What the task asks :: Lines holding the word "icon" are the ones to copy from the data below.

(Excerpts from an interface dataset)
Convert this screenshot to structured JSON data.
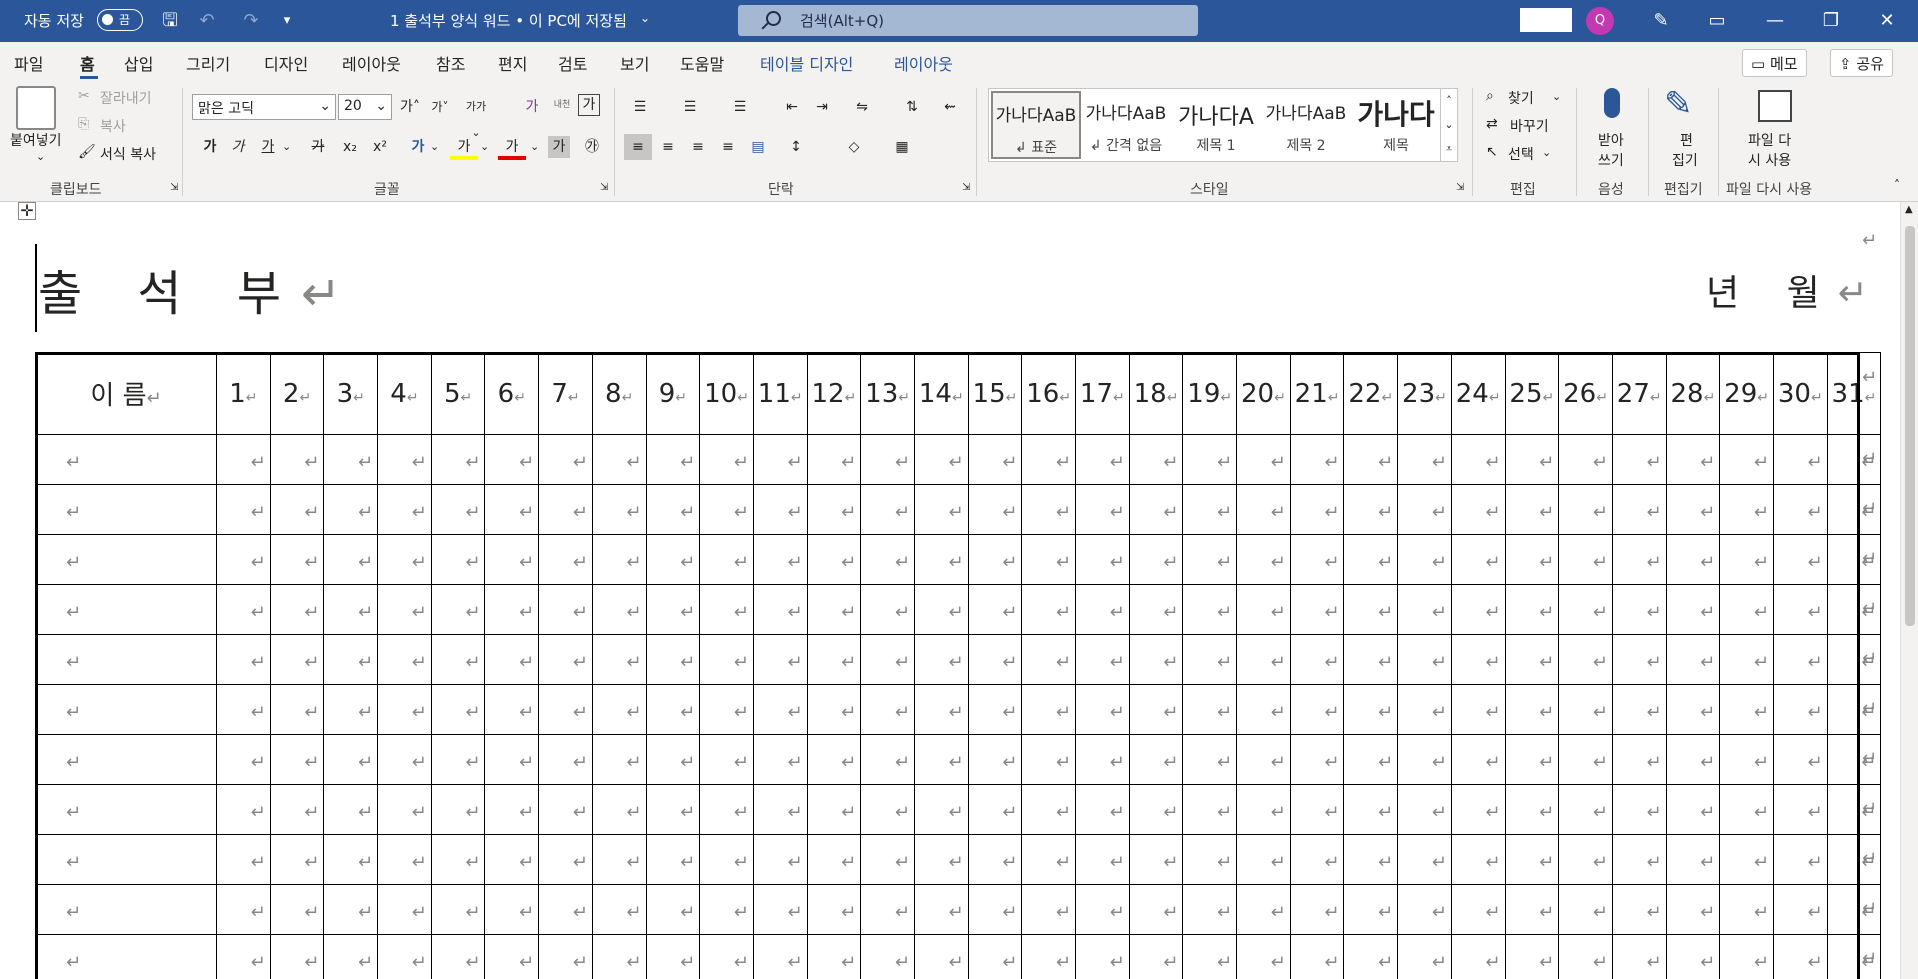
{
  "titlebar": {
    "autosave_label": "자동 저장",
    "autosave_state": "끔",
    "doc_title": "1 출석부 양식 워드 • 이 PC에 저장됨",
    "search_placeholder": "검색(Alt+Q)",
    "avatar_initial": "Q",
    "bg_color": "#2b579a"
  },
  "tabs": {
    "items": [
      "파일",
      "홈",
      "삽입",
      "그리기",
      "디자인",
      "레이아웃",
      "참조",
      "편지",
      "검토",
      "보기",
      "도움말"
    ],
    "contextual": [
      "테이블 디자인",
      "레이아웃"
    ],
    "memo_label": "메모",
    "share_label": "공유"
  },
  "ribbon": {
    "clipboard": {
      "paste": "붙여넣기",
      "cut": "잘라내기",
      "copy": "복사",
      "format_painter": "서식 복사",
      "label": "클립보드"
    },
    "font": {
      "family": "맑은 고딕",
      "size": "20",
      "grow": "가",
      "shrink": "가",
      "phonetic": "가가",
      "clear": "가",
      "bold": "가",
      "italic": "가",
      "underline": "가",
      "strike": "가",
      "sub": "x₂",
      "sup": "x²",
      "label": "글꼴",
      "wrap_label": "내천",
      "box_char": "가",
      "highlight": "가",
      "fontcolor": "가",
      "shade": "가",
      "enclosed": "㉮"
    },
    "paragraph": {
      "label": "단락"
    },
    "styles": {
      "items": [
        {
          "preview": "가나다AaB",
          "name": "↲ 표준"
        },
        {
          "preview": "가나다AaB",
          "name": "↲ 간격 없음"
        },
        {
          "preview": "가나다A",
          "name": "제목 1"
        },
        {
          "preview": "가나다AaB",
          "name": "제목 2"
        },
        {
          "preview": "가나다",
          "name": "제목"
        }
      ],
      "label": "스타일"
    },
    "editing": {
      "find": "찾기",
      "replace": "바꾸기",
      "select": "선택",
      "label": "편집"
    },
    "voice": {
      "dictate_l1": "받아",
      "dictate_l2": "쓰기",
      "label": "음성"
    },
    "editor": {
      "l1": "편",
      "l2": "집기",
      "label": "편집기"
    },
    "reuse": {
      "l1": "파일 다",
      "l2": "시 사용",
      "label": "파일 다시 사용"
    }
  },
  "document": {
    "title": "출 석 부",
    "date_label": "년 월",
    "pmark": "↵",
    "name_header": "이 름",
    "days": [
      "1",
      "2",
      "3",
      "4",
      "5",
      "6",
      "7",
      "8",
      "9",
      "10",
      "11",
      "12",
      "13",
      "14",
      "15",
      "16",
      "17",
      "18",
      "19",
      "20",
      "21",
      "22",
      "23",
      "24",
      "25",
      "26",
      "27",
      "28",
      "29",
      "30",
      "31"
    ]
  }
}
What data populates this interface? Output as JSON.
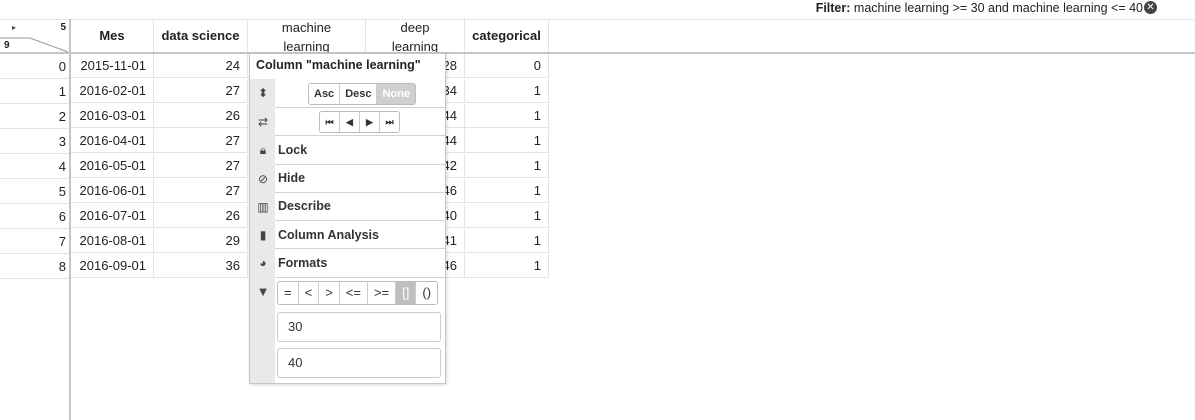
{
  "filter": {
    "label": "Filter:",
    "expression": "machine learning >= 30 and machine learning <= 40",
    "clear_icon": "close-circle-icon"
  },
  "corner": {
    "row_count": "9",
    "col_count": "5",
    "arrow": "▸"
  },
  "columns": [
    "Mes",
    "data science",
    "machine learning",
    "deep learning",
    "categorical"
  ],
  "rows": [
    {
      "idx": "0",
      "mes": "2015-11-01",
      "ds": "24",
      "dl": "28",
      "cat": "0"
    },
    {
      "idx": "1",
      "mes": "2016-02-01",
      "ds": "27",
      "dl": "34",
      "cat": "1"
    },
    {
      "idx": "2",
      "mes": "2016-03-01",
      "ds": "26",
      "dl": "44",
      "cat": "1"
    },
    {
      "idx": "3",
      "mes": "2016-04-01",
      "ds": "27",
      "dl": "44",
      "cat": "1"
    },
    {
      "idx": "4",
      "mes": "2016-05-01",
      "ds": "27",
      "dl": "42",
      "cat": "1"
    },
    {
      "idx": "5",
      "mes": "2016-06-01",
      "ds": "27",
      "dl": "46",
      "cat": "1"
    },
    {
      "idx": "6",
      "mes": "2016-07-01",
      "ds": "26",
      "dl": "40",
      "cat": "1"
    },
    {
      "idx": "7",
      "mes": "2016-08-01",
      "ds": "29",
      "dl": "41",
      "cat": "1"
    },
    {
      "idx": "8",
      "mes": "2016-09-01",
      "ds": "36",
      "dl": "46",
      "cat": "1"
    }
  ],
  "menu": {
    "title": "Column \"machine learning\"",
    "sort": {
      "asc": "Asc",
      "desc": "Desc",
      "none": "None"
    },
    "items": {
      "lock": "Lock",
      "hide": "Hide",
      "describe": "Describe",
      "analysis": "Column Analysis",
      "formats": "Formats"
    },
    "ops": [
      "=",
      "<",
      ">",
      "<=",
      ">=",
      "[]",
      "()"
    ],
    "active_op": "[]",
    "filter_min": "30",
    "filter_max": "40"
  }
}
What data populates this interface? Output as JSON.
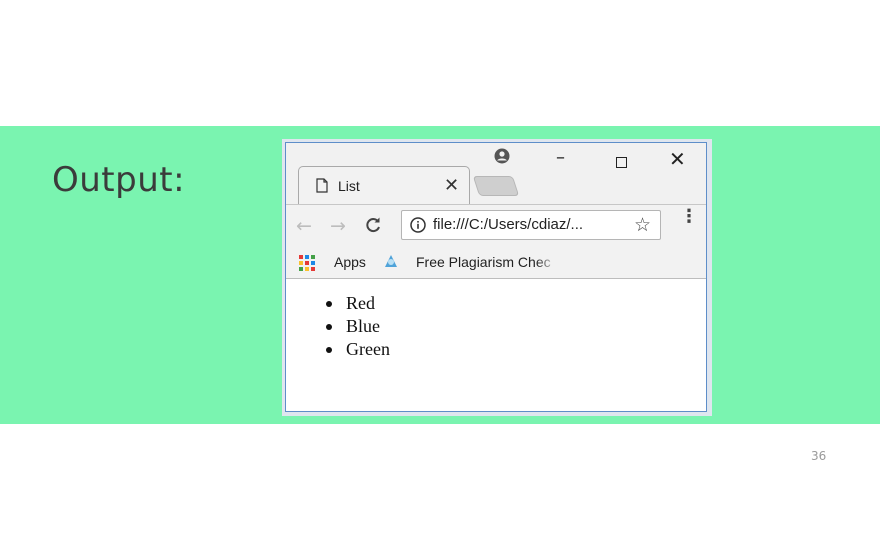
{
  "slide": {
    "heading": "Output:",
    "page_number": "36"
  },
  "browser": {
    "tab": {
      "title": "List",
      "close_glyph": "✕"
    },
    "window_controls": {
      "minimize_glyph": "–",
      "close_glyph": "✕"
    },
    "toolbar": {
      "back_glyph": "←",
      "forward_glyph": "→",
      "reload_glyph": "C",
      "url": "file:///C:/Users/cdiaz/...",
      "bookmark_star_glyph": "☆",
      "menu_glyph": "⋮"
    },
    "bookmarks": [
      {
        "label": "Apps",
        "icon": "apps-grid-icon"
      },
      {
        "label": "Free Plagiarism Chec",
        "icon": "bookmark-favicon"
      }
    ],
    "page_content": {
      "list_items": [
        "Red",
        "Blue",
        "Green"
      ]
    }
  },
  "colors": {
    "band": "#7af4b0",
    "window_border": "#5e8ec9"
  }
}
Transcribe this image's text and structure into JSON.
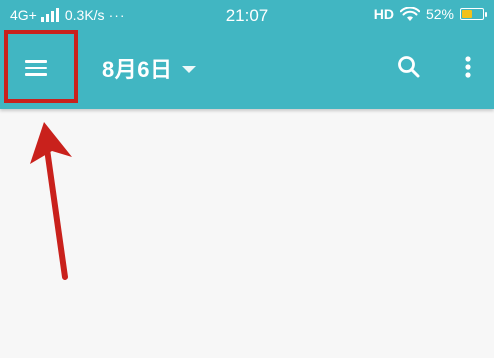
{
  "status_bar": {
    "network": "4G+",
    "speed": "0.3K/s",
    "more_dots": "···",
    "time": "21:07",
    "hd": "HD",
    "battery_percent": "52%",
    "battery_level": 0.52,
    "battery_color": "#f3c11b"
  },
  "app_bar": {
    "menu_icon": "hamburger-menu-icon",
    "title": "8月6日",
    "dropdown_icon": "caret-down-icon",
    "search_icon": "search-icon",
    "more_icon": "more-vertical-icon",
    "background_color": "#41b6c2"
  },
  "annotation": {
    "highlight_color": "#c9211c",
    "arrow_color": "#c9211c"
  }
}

Response to the exercise ::
    "clear_icon": "close-circle-icon"
        "icon": "apps-grid-icon"
        "icon": "bookmark-favicon"
    "menu_icon": "hamburger-menu-icon",
    "dropdown_icon": "caret-down-icon",
    "search_icon": "search-icon",
    "more_icon": "more-vertical-icon",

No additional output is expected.